Login to bookmark this video

Flex Recipes


Share this awesome video!


We just installed a new package by running composer require templates. Normally when you do that, Composer will update the composer.json and composer.lock files, but nothing else.

But when we run:

git status

There are other changes. This is thanks to Flex's recipe system. Each time we install a new package, Flex checks a central repository to see if that package has a recipe. And if it does, it installs it.

Where do Recipes Live?

Where do these recipes live? In the cloud... or more specifically GitHub. Check it out. Run:

composer recipes

This is a command added to composer by Flex. It lists all of the recipes that have been installed. And if you want more info about one, just run:

composer recipes symfony/twig-bundle

This is one of the recipes that was just executed. And... cool! It shows us a couple of nice things! The first is a tree of the files it added to our project. The second is a URL to the recipe that was installed. I'll click to open that.

Yep! Symfony recipes live in a special repository called symfony/recipes. This is a big directory organized by package name. There's a symfony directory that holds recipes for all packages starting with symfony/. The one we were just looking at... is way down here: twig-bundle. And then there are different versions of the recipe based on your version of the package. We're using the latest 5.4 version.

Every recipe has a manifest.json file, which controls what it does. The recipe system can only do a specific set of operations, including adding new files to your project and modifying a few specific files. For example, this bundles section tells flex to add this line to our config/bundles.php file.

If we run git status again... yup! That file was modified. If we diff it:

git diff config/bundles.php

It added two lines, probably one for each of the two recipes.

Symfony Bundles?

By the way, config/bundles.php is not a file that you need to think about much. A bundle, in Symfony land, is basically a plugin. So if you install a new bundle into your app, that gives you new Symfony features. In order to activate that bundle, its name needs to live in this file.

So the first thing that the recipe did for twig-bundle, thanks to this line up here, was to activate itself inside bundles.php... so that we didn't need to do it manually. Recipes are like automated installation.

New, Copied Files

The second section in the manifest is called copy-from-recipe. This is simple: it says to copy the config/ and templates/ directories from the recipe into the project. If we look... the recipe contains a config/packages/twig.yaml file... and also a templates/base.html.twig file.

Back at the terminal, run git status again. We see these two files at the bottom: config/packages/twig.yaml... and inside of templates/, base.html.twig.

I love this. Think about it: if you install a templating tool into your app, we're going to need some configuration somewhere that tells that templating tool which directory to look inside of to find our templates. Whelp, go check out that config/packages/twig.yaml file. We're going talk about these Yaml files more in the next tutorial.
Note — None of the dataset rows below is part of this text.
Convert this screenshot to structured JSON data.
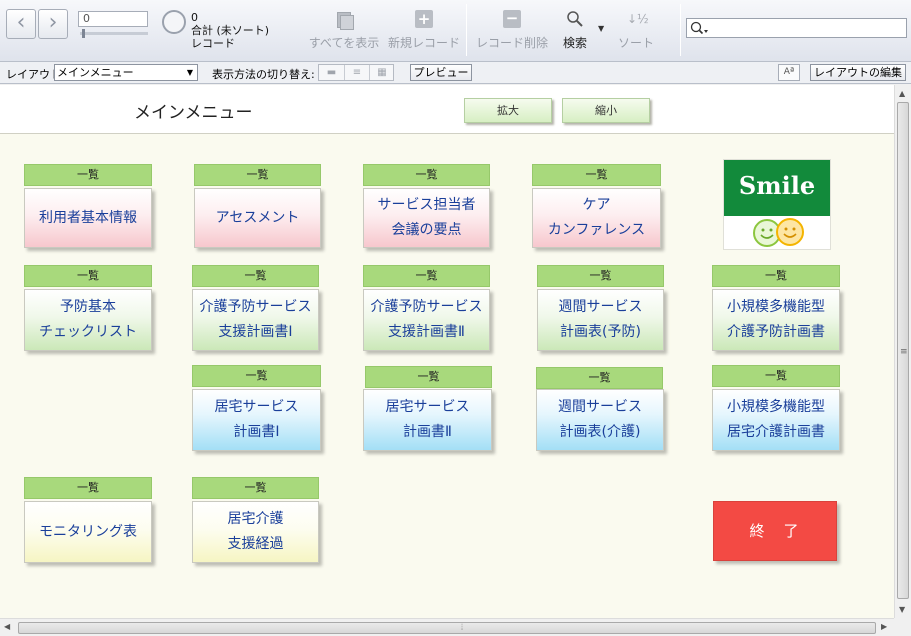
{
  "toolbar": {
    "back_icon": "chevron-left",
    "forward_icon": "chevron-right",
    "record_number": "0",
    "record_count": "0",
    "found_status": "合計 (未ソート)",
    "record_word": "レコード",
    "show_all": "すべてを表示",
    "new_record": "新規レコード",
    "delete_record": "レコード削除",
    "search": "検索",
    "sort": "ソート",
    "quickfind_value": "",
    "quickfind_icon": "magnifier-icon"
  },
  "layout_bar": {
    "layout_label": "レイアウト:",
    "layout_value": "メインメニュー",
    "view_as_label": "表示方法の切り替え:",
    "preview": "プレビュー",
    "text_format_label": "Aª",
    "edit_layout": "レイアウトの編集"
  },
  "main": {
    "title": "メインメニュー",
    "zoom_in": "拡大",
    "zoom_out": "縮小",
    "list_label": "一覧",
    "end_button": "終　了",
    "logo_text": "Smile",
    "colors": {
      "list_bar": "#a8d97c",
      "end_button": "#f34a44",
      "logo_green": "#128a3b",
      "button_text": "#1a3f9a"
    },
    "buttons": {
      "riyousha": [
        "利用者基本情報"
      ],
      "assessment": [
        "アセスメント"
      ],
      "service_meeting": [
        "サービス担当者",
        "会議の要点"
      ],
      "care_conference": [
        "ケア",
        "カンファレンス"
      ],
      "yobou_checklist": [
        "予防基本",
        "チェックリスト"
      ],
      "kaigo_yobou_1": [
        "介護予防サービス",
        "支援計画書Ⅰ"
      ],
      "kaigo_yobou_2": [
        "介護予防サービス",
        "支援計画書Ⅱ"
      ],
      "weekly_yobou": [
        "週間サービス",
        "計画表(予防)"
      ],
      "shoukibo_yobou": [
        "小規模多機能型",
        "介護予防計画書"
      ],
      "kyotaku_1": [
        "居宅サービス",
        "計画書Ⅰ"
      ],
      "kyotaku_2": [
        "居宅サービス",
        "計画書Ⅱ"
      ],
      "weekly_kaigo": [
        "週間サービス",
        "計画表(介護)"
      ],
      "shoukibo_kyotaku": [
        "小規模多機能型",
        "居宅介護計画書"
      ],
      "monitoring": [
        "モニタリング表"
      ],
      "kyotaku_keika": [
        "居宅介護",
        "支援経過"
      ]
    }
  }
}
But on a high level, this file controls how Twig - the templating engine for Symfony - behaves. And check out the default_path key set to %kernel.project_dir%/templates. Don't worry about this percent syntax: that's a fancy way to refer to the root of our project.

The point is, this config says:

Hey Twig! When you look for templates, look for them in the templates/ directory.

And then the recipe even created that directory with a layout file inside. We'll use this in a few minutes.

symfony.lock & Committing Files

The last unexplained file that was modified is symfony.lock. This is not important: it just keeps track of which recipes have been installed... and you should commit it.

In fact, we should commit all of this stuff. The recipe might give us files, but then they are our's to modify. Run:

git add .


git status

Cool. Let's commit!

git commit -m "Adding Twig and its beautiful recipe"

Updating Recipes

Done! By the way, a few months down the road, there might be changes to some of the recipes that you've installed. And if there are, when you run

composer recipes

you'll see a little "update available" next to them. Run composer recipes:update to upgrade to the latest version.

Oh, and before I forget, in addition to symfony/recipes, there is also a symfony/recipes-contrib repository. So recipes can live in either of these two places. The recipes in symfony/recipes are approved by Symfony's core team, so they're a bit more vetted for quality. Other than that, there's no difference.

Our Project Started as One File

Now, the recipe system is so powerful that every single file in our project was added via a recipe! I can prove it. Go to https://github.com/symfony/skeleton.

When we originally ran that symfony new command to start our project, what that really did was clone this repository... and then ran composer install inside of it, which downloads everything into the vendor/ directory.

Yup! Our project - the one that we see right here - was originally just a single file: composer.json. But then, when the packages were installed, the recipes for those packages added everything else we see. Run:

composer recipes

again. One recipe is for something called symfony/console. Check out its details:

composer recipes symfony/console

And... yes! The recipe for symfony/console added the bin/console file! The recipe for symfony/framework-bundle - one of the other packages that was originally installed - added almost everything else, including the public/index.php file. How cool is that?

Okay next: we installed Twig! So let's get back to work and use it to render some templates! You're going to love Twig.